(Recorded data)

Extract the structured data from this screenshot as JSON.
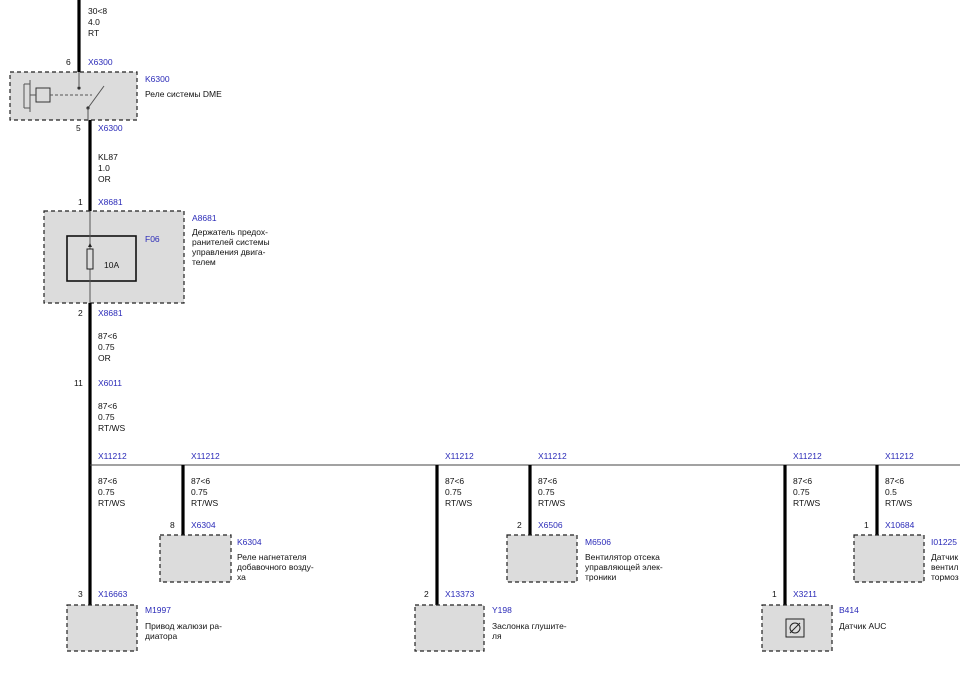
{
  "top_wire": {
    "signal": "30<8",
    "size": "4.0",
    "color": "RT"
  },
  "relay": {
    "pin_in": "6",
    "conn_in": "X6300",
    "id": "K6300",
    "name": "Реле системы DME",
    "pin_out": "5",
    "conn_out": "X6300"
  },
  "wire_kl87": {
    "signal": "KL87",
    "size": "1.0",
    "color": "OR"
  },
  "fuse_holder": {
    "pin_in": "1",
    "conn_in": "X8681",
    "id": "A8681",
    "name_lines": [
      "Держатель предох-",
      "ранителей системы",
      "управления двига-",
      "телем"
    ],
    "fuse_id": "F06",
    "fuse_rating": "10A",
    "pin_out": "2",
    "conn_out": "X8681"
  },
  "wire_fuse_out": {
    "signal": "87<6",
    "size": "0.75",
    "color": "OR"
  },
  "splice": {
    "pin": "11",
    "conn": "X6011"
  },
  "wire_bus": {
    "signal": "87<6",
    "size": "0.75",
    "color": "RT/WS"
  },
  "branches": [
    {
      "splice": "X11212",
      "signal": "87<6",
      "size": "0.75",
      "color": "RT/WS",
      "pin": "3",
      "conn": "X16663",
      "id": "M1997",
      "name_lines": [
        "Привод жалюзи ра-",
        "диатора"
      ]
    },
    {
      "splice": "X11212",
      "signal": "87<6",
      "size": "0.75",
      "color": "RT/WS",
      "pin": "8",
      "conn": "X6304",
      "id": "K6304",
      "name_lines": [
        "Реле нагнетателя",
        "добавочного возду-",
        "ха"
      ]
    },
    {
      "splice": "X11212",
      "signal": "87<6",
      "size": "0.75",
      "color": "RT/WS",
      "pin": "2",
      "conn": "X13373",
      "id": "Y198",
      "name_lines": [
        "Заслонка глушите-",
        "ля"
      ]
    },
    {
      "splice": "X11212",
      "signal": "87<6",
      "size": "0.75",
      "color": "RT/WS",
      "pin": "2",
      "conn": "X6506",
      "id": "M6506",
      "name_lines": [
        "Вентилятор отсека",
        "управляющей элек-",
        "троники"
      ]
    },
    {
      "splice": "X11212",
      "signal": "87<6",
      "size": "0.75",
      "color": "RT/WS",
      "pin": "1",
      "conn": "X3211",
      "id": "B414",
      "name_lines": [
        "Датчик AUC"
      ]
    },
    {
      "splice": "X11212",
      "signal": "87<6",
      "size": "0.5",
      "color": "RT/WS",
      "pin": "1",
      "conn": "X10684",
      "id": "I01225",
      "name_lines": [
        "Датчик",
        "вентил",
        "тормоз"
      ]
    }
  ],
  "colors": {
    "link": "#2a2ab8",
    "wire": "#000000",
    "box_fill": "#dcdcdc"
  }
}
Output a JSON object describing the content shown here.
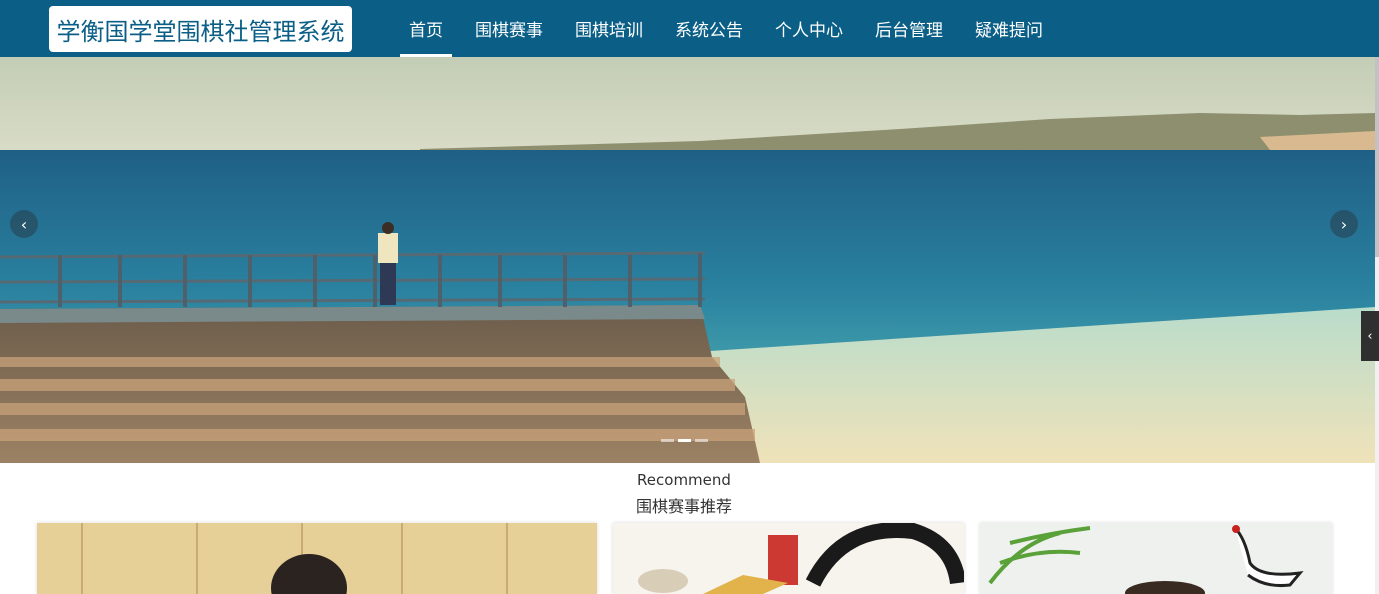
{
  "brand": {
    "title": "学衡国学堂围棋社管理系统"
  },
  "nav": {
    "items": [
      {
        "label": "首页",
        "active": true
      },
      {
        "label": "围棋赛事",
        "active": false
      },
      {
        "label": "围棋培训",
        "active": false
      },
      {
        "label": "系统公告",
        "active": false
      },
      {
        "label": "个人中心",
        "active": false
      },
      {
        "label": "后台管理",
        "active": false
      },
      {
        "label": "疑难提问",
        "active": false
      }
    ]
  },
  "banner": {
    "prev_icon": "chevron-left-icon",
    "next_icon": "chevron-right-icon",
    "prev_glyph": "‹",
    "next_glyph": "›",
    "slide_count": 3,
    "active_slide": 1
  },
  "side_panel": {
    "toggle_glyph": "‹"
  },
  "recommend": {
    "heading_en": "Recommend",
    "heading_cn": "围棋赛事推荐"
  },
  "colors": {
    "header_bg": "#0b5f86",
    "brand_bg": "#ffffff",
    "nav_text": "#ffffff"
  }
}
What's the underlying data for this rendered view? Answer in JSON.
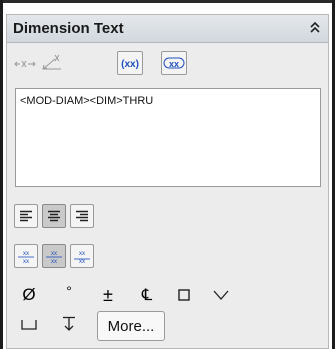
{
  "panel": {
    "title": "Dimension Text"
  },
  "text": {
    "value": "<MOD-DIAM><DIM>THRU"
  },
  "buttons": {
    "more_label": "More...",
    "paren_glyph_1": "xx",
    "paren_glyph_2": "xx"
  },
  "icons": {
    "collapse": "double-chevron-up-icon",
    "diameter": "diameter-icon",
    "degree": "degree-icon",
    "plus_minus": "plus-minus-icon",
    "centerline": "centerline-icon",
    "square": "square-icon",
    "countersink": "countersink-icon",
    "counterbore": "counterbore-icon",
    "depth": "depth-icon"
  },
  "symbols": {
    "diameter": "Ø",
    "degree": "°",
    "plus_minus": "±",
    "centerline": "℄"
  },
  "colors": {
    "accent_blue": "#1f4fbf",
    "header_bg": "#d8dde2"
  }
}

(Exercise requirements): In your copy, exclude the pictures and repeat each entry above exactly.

(Your response):
Extract the structured data from this screenshot as JSON.
{
  "top_wire": {
    "signal": "30<8",
    "size": "4.0",
    "color": "RT"
  },
  "relay": {
    "pin_in": "6",
    "conn_in": "X6300",
    "id": "K6300",
    "name": "Реле системы DME",
    "pin_out": "5",
    "conn_out": "X6300"
  },
  "wire_kl87": {
    "signal": "KL87",
    "size": "1.0",
    "color": "OR"
  },
  "fuse_holder": {
    "pin_in": "1",
    "conn_in": "X8681",
    "id": "A8681",
    "name_lines": [
      "Держатель предох-",
      "ранителей системы",
      "управления двига-",
      "телем"
    ],
    "fuse_id": "F06",
    "fuse_rating": "10A",
    "pin_out": "2",
    "conn_out": "X8681"
  },
  "wire_fuse_out": {
    "signal": "87<6",
    "size": "0.75",
    "color": "OR"
  },
  "splice": {
    "pin": "11",
    "conn": "X6011"
  },
  "wire_bus": {
    "signal": "87<6",
    "size": "0.75",
    "color": "RT/WS"
  },
  "branches": [
    {
      "splice": "X11212",
      "signal": "87<6",
      "size": "0.75",
      "color": "RT/WS",
      "pin": "3",
      "conn": "X16663",
      "id": "M1997",
      "name_lines": [
        "Привод жалюзи ра-",
        "диатора"
      ]
    },
    {
      "splice": "X11212",
      "signal": "87<6",
      "size": "0.75",
      "color": "RT/WS",
      "pin": "8",
      "conn": "X6304",
      "id": "K6304",
      "name_lines": [
        "Реле нагнетателя",
        "добавочного возду-",
        "ха"
      ]
    },
    {
      "splice": "X11212",
      "signal": "87<6",
      "size": "0.75",
      "color": "RT/WS",
      "pin": "2",
      "conn": "X13373",
      "id": "Y198",
      "name_lines": [
        "Заслонка глушите-",
        "ля"
      ]
    },
    {
      "splice": "X11212",
      "signal": "87<6",
      "size": "0.75",
      "color": "RT/WS",
      "pin": "2",
      "conn": "X6506",
      "id": "M6506",
      "name_lines": [
        "Вентилятор отсека",
        "управляющей элек-",
        "троники"
      ]
    },
    {
      "splice": "X11212",
      "signal": "87<6",
      "size": "0.75",
      "color": "RT/WS",
      "pin": "1",
      "conn": "X3211",
      "id": "B414",
      "name_lines": [
        "Датчик AUC"
      ]
    },
    {
      "splice": "X11212",
      "signal": "87<6",
      "size": "0.5",
      "color": "RT/WS",
      "pin": "1",
      "conn": "X10684",
      "id": "I01225",
      "name_lines": [
        "Датчик",
        "вентил",
        "тормоз"
      ]
    }
  ],
  "colors": {
    "link": "#2a2ab8",
    "wire": "#000000",
    "box_fill": "#dcdcdc"
  }
}
Output a JSON object describing the content shown here.
{
  "brand": {
    "title": "学衡国学堂围棋社管理系统"
  },
  "nav": {
    "items": [
      {
        "label": "首页",
        "active": true
      },
      {
        "label": "围棋赛事",
        "active": false
      },
      {
        "label": "围棋培训",
        "active": false
      },
      {
        "label": "系统公告",
        "active": false
      },
      {
        "label": "个人中心",
        "active": false
      },
      {
        "label": "后台管理",
        "active": false
      },
      {
        "label": "疑难提问",
        "active": false
      }
    ]
  },
  "banner": {
    "prev_icon": "chevron-left-icon",
    "next_icon": "chevron-right-icon",
    "prev_glyph": "‹",
    "next_glyph": "›",
    "slide_count": 3,
    "active_slide": 1
  },
  "side_panel": {
    "toggle_glyph": "‹"
  },
  "recommend": {
    "heading_en": "Recommend",
    "heading_cn": "围棋赛事推荐"
  },
  "colors": {
    "header_bg": "#0b5f86",
    "brand_bg": "#ffffff",
    "nav_text": "#ffffff"
  }
}
What's the underlying data for this rendered view? Answer in JSON.
{
  "panel": {
    "title": "Dimension Text"
  },
  "text": {
    "value": "<MOD-DIAM><DIM>THRU"
  },
  "buttons": {
    "more_label": "More...",
    "paren_glyph_1": "xx",
    "paren_glyph_2": "xx"
  },
  "icons": {
    "collapse": "double-chevron-up-icon",
    "diameter": "diameter-icon",
    "degree": "degree-icon",
    "plus_minus": "plus-minus-icon",
    "centerline": "centerline-icon",
    "square": "square-icon",
    "countersink": "countersink-icon",
    "counterbore": "counterbore-icon",
    "depth": "depth-icon"
  },
  "symbols": {
    "diameter": "Ø",
    "degree": "°",
    "plus_minus": "±",
    "centerline": "℄"
  },
  "colors": {
    "accent_blue": "#1f4fbf",
    "header_bg": "#d8dde2"
  }
}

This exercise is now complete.